#### DATA RECORDS ####

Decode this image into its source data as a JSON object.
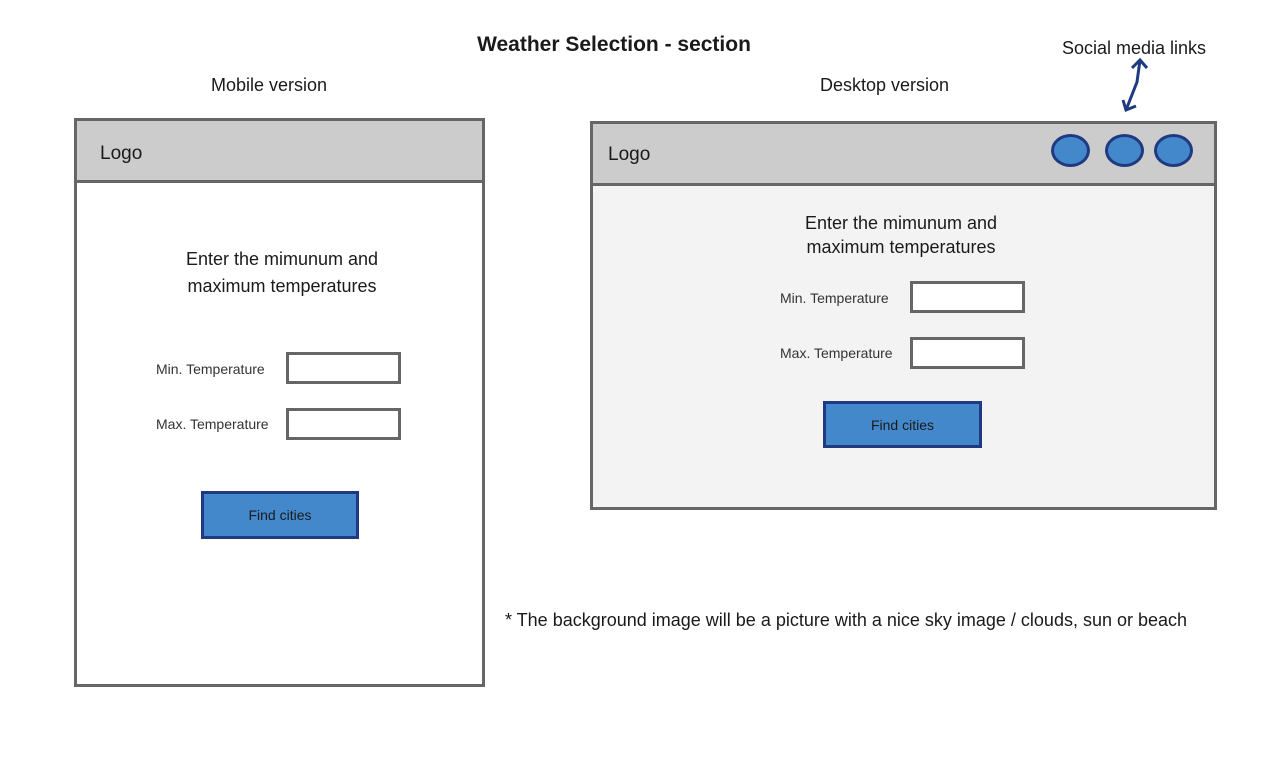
{
  "title": "Weather Selection - section",
  "social_label": "Social media links",
  "mobile": {
    "label": "Mobile version",
    "logo": "Logo",
    "heading_line1": "Enter the mimunum and",
    "heading_line2": "maximum temperatures",
    "min_label": "Min. Temperature",
    "max_label": "Max. Temperature",
    "button": "Find cities"
  },
  "desktop": {
    "label": "Desktop version",
    "logo": "Logo",
    "heading_line1": "Enter the mimunum and",
    "heading_line2": "maximum temperatures",
    "min_label": "Min. Temperature",
    "max_label": "Max. Temperature",
    "button": "Find cities",
    "social_icons": [
      "social-link",
      "social-link",
      "social-link"
    ]
  },
  "note": "* The background image will be a picture with a nice sky image / clouds, sun or beach",
  "colors": {
    "accent": "#4488cc",
    "accent_border": "#1f3a80",
    "header": "#cccccc",
    "frame": "#666666"
  }
}
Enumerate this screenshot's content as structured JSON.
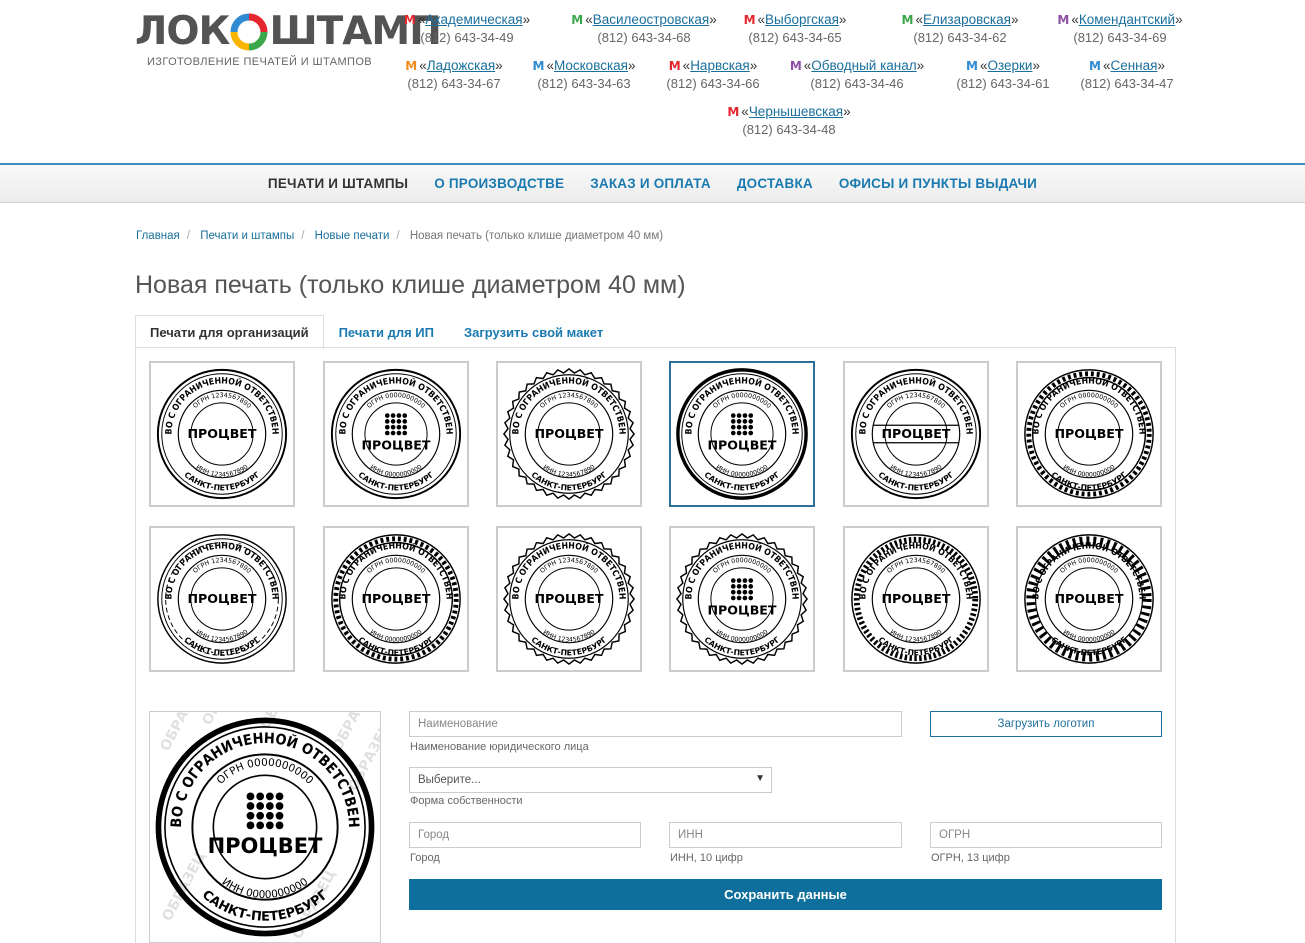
{
  "brand": {
    "name_left": "ЛОК",
    "name_right": "ШТАМП",
    "tagline": "ИЗГОТОВЛЕНИЕ ПЕЧАТЕЙ И ШТАМПОВ"
  },
  "metro_letter": "M",
  "stations": [
    {
      "name": "Академическая",
      "phone": "(812) 643-34-49",
      "color": "#e4262e"
    },
    {
      "name": "Василеостровская",
      "phone": "(812) 643-34-68",
      "color": "#3aa74a"
    },
    {
      "name": "Выборгская",
      "phone": "(812) 643-34-65",
      "color": "#e4262e"
    },
    {
      "name": "Елизаровская",
      "phone": "(812) 643-34-62",
      "color": "#3aa74a"
    },
    {
      "name": "Комендантский",
      "phone": "(812) 643-34-69",
      "color": "#8e4fa2"
    },
    {
      "name": "Ладожская",
      "phone": "(812) 643-34-67",
      "color": "#f28b1c"
    },
    {
      "name": "Московская",
      "phone": "(812) 643-34-63",
      "color": "#2f8bd2"
    },
    {
      "name": "Нарвская",
      "phone": "(812) 643-34-66",
      "color": "#e4262e"
    },
    {
      "name": "Обводный канал",
      "phone": "(812) 643-34-46",
      "color": "#8e4fa2"
    },
    {
      "name": "Озерки",
      "phone": "(812) 643-34-61",
      "color": "#2f8bd2"
    },
    {
      "name": "Сенная",
      "phone": "(812) 643-34-47",
      "color": "#2f8bd2"
    },
    {
      "name": "Чернышевская",
      "phone": "(812) 643-34-48",
      "color": "#e4262e"
    }
  ],
  "nav": [
    "ПЕЧАТИ И ШТАМПЫ",
    "О ПРОИЗВОДСТВЕ",
    "ЗАКАЗ И ОПЛАТА",
    "ДОСТАВКА",
    "ОФИСЫ И ПУНКТЫ ВЫДАЧИ"
  ],
  "breadcrumb": [
    "Главная",
    "Печати и штампы",
    "Новые печати",
    "Новая печать (только клише диаметром 40 мм)"
  ],
  "page_title": "Новая печать (только клише диаметром 40 мм)",
  "tabs": [
    "Печати для организаций",
    "Печати для ИП",
    "Загрузить свой макет"
  ],
  "stamp": {
    "org_type": "ОБЩЕСТВО С ОГРАНИЧЕННОЙ ОТВЕТСТВЕННОСТЬЮ",
    "name": "ПРОЦВЕТ",
    "city": "САНКТ-ПЕТЕРБУРГ",
    "ogrn_a": "ОГРН 1234567890",
    "inn_a": "ИНН 1234567890",
    "ogrn_b": "ОГРН 0000000000",
    "inn_b": "ИНН 0000000000",
    "watermark": "ОБРАЗЕЦ"
  },
  "form": {
    "name_placeholder": "Наименование",
    "name_hint": "Наименование юридического лица",
    "ownership_value": "Выберите...",
    "ownership_hint": "Форма собственности",
    "city_placeholder": "Город",
    "city_hint": "Город",
    "inn_placeholder": "ИНН",
    "inn_hint": "ИНН, 10 цифр",
    "ogrn_placeholder": "ОГРН",
    "ogrn_hint": "ОГРН, 13 цифр",
    "upload_logo": "Загрузить логотип",
    "save": "Сохранить данные"
  }
}
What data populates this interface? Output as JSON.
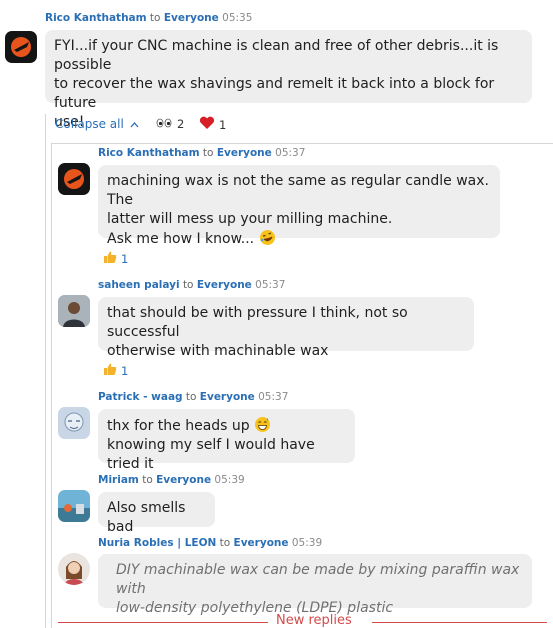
{
  "main_message": {
    "author": "Rico Kanthatham",
    "to_word": "to",
    "recipient": "Everyone",
    "time": "05:35",
    "text_l1": "FYI...if your CNC machine is clean and free of other debris...it is possible",
    "text_l2": "to recover the wax shavings and remelt it back into a block for future",
    "text_l3": "use!"
  },
  "thread_bar": {
    "collapse_label": "Collapse all",
    "eyes_count": "2",
    "heart_count": "1"
  },
  "replies": [
    {
      "author": "Rico Kanthatham",
      "to_word": "to",
      "recipient": "Everyone",
      "time": "05:37",
      "line1": "machining wax is not the same as regular candle wax. The",
      "line2": "latter will mess up your milling machine.",
      "line3": "Ask me how I know...",
      "thumbs_count": "1"
    },
    {
      "author": "saheen palayi",
      "to_word": "to",
      "recipient": "Everyone",
      "time": "05:37",
      "line1": "that should be with pressure I think, not so successful",
      "line2": "otherwise with machinable wax",
      "thumbs_count": "1"
    },
    {
      "author": "Patrick - waag",
      "to_word": "to",
      "recipient": "Everyone",
      "time": "05:37",
      "line1": "thx for the heads up",
      "line2": "knowing my self I would have tried it"
    },
    {
      "author": "Miriam",
      "to_word": "to",
      "recipient": "Everyone",
      "time": "05:39",
      "line1": "Also smells bad"
    },
    {
      "author": "Nuria Robles | LEON",
      "to_word": "to",
      "recipient": "Everyone",
      "time": "05:39",
      "line1": "DIY machinable wax can be made by mixing paraffin wax with",
      "line2": "low-density polyethylene (LDPE) plastic"
    }
  ],
  "divider": {
    "label": "New replies"
  },
  "colors": {
    "accent": "#2a6fb5",
    "bubble": "#eeeeef",
    "divider": "#d24b4b"
  }
}
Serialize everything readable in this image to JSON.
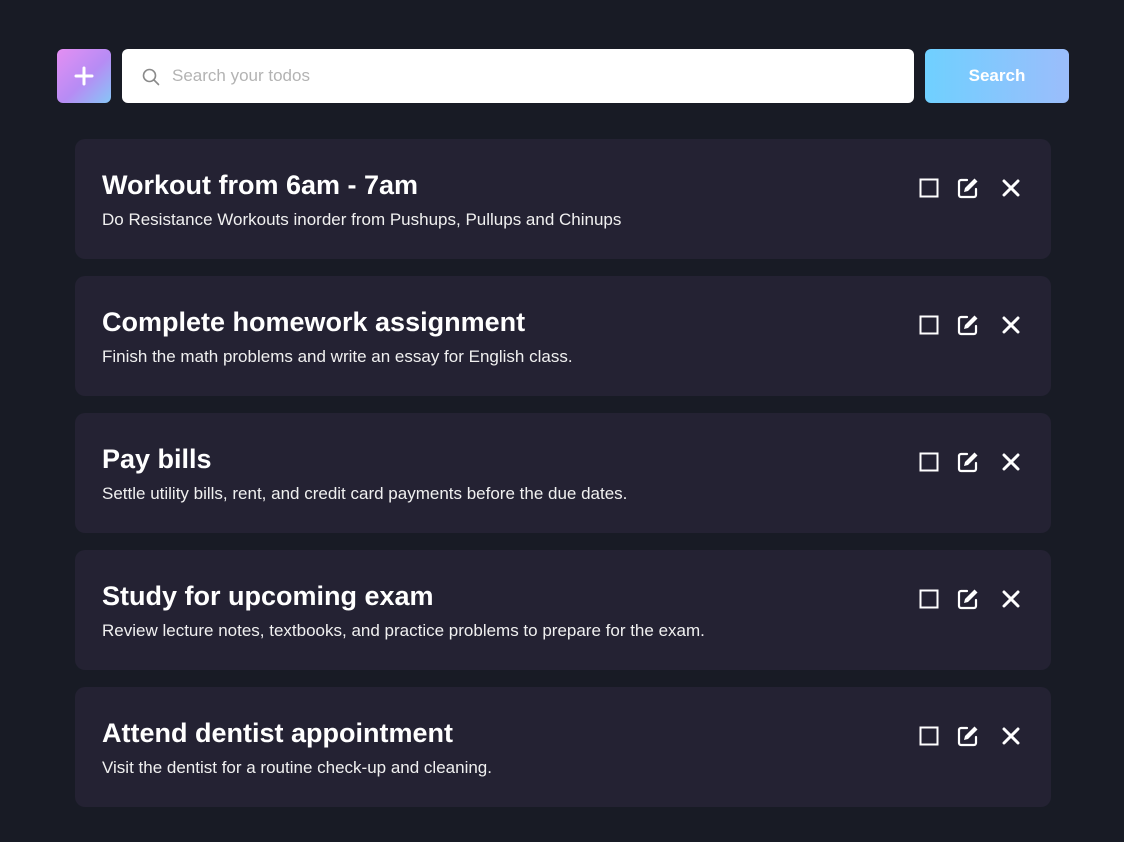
{
  "toolbar": {
    "add_icon": "plus-icon",
    "search_placeholder": "Search your todos",
    "search_value": "",
    "search_icon": "search-icon",
    "search_button_label": "Search"
  },
  "colors": {
    "background": "#181b25",
    "card": "#242233",
    "add_gradient": [
      "#e48ff3",
      "#86c6f7"
    ],
    "search_button_gradient": [
      "#6fd0ff",
      "#9bbdfb"
    ]
  },
  "todos": [
    {
      "title": "Workout from 6am - 7am",
      "description": "Do Resistance Workouts inorder from Pushups, Pullups and Chinups",
      "completed": false,
      "actions": [
        "checkbox-icon",
        "edit-icon",
        "close-icon"
      ]
    },
    {
      "title": "Complete homework assignment",
      "description": "Finish the math problems and write an essay for English class.",
      "completed": false,
      "actions": [
        "checkbox-icon",
        "edit-icon",
        "close-icon"
      ]
    },
    {
      "title": "Pay bills",
      "description": "Settle utility bills, rent, and credit card payments before the due dates.",
      "completed": false,
      "actions": [
        "checkbox-icon",
        "edit-icon",
        "close-icon"
      ]
    },
    {
      "title": "Study for upcoming exam",
      "description": "Review lecture notes, textbooks, and practice problems to prepare for the exam.",
      "completed": false,
      "actions": [
        "checkbox-icon",
        "edit-icon",
        "close-icon"
      ]
    },
    {
      "title": "Attend dentist appointment",
      "description": "Visit the dentist for a routine check-up and cleaning.",
      "completed": false,
      "actions": [
        "checkbox-icon",
        "edit-icon",
        "close-icon"
      ]
    }
  ]
}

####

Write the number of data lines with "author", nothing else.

### RESULT OF THIS TASK:
6